“The Master”: Most films made in 2012 hit like rain drops of varying size and frequency, “The Master” smashed down like a tidal wave. Its strange subject matter, oblique presentation, and nuanced, powerful acting made it one of last year’s best film but also one of its most challenging. As opposed to Paul Thomas Anderson’s earlier films, it provided no easy points of entry or heartening catharsis, it flashes, gorgeously, in front of the audience demanding attention with no guarantees of explanation. Watching “The Master” only to outcomes are possible, you’ll be left frustrated and angry or you’ll get lost in the current. Starring Joaquin Phoenix, Philip Seymour Hoffman, and Amy Adams.
Special features: “Back from the Beyond”, a montage of deleted scenes and outtakes scored by Johnny Greenwood, a new eight minute short/behind the scenes featurette called “Unguided Message”, and “Let There Be Light”, the 58 minute John Huston documentary that inspired parts of the film.
“Chasing Mavericks”: A biographical film about surfer Jay Moriarty (Jonny Weston) and his quest to master the legendary big waves of Northern California’s Mavericks. As with all surfing movies not titled “Psycho Beach Party”, the draw here is with the sweet ocean footage. And it should be particularly stunning stuff since it was filmed on the Epic Red camera by Bill Pope (“The Matrix” trilogy). Unfortunately the hypnotic aquatic photography is broken up by scenes of Gerard Butler trying to train someone to do something other than bitterly resisting the Persians undoubtedly; most of this movie will be a snooze. Hopefully co-director Curtis Hanson has recovered enough from his recent heart surgery to make another good movie soon. “8 Mile” was a long time ago. Also starring Elisabeth Shue, Abigail Spencer, and Scott Eastwood.
Special features: A digital copy of the film, two featurettes, and deleted scenes.
“Chicken with Plums”: Marjane Satrapi and Vincent Paronnaud direct this adaptation of Satrapi’s graphic novel about a violinist (Mathieu Amalric) who loses the will to live after his wife (Maria de Medeiros) destroys his instrument. The filmmakers’ earlier film, 2007’s “Persepolis” was an enchanting animated film and “Plums”, while live-action, employs a number of stylistic techniques (chiaroscuro imagery and Jean-Pierre Jeunet-like maximalism) that makes it one of the more visually fantastic films to come down the pike in a long while.

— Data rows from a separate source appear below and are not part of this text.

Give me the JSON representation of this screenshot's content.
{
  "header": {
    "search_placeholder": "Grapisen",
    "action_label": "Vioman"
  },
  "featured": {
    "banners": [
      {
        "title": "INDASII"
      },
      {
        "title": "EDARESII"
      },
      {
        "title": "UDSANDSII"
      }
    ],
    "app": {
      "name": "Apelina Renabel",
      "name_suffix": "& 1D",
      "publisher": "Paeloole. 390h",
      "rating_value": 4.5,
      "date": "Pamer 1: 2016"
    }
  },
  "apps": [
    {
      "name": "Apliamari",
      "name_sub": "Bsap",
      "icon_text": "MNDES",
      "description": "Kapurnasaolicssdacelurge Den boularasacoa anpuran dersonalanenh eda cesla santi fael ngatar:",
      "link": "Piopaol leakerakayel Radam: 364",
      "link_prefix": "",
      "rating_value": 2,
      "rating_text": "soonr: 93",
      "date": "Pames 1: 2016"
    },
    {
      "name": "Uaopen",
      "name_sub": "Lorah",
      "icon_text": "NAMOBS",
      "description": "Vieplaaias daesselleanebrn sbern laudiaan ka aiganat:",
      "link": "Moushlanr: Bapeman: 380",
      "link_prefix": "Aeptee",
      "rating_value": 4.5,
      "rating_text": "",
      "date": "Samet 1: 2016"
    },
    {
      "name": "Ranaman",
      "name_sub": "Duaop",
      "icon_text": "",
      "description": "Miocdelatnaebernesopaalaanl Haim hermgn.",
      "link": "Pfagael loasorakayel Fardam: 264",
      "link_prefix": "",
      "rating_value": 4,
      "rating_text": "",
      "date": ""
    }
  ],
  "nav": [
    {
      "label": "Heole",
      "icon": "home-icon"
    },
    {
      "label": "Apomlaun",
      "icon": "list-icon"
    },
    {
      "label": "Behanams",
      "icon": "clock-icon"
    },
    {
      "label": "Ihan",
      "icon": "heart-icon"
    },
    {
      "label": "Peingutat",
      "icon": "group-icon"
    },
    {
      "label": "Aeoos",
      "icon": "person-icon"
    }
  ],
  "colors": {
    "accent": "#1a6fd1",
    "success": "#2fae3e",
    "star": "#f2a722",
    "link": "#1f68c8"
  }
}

Also starring Isabella Rossellini, Golshifteh Farahani, and Jamel Debbouze.
Special features: Commentary with Satrapi and Paronnaud and a Q&A with the directors.
“Holy Motors”: Leos Carax’s magnificent film follows human chameleon (Denis Lavant) as he carries out his bizarre and transfixing work. The film has often been called inscrutable but it isn’t really, it simply rests outside of the modern cinematic conversation while using its vocabulary for its own mesmerizing ends. Because David Lynch has spent the last decade in semi-retirement and none of his would be successors possess his power or commercial appeal, undiluted surrealism has seemingly fallen out mainstream consciousness. “Holy Motors”, with great flair and dynamism, reminds of where we have been and boldly purposes where we should go next. Also starring Édith Scob, Eva Mendes, and Kylie Minogue.
Special features: Making of, cast and crew interviews and domestic and international trailers.
Mario McKellop has written about film on Examiner for the last three years and can be reached directly at firstname.lastname@example.org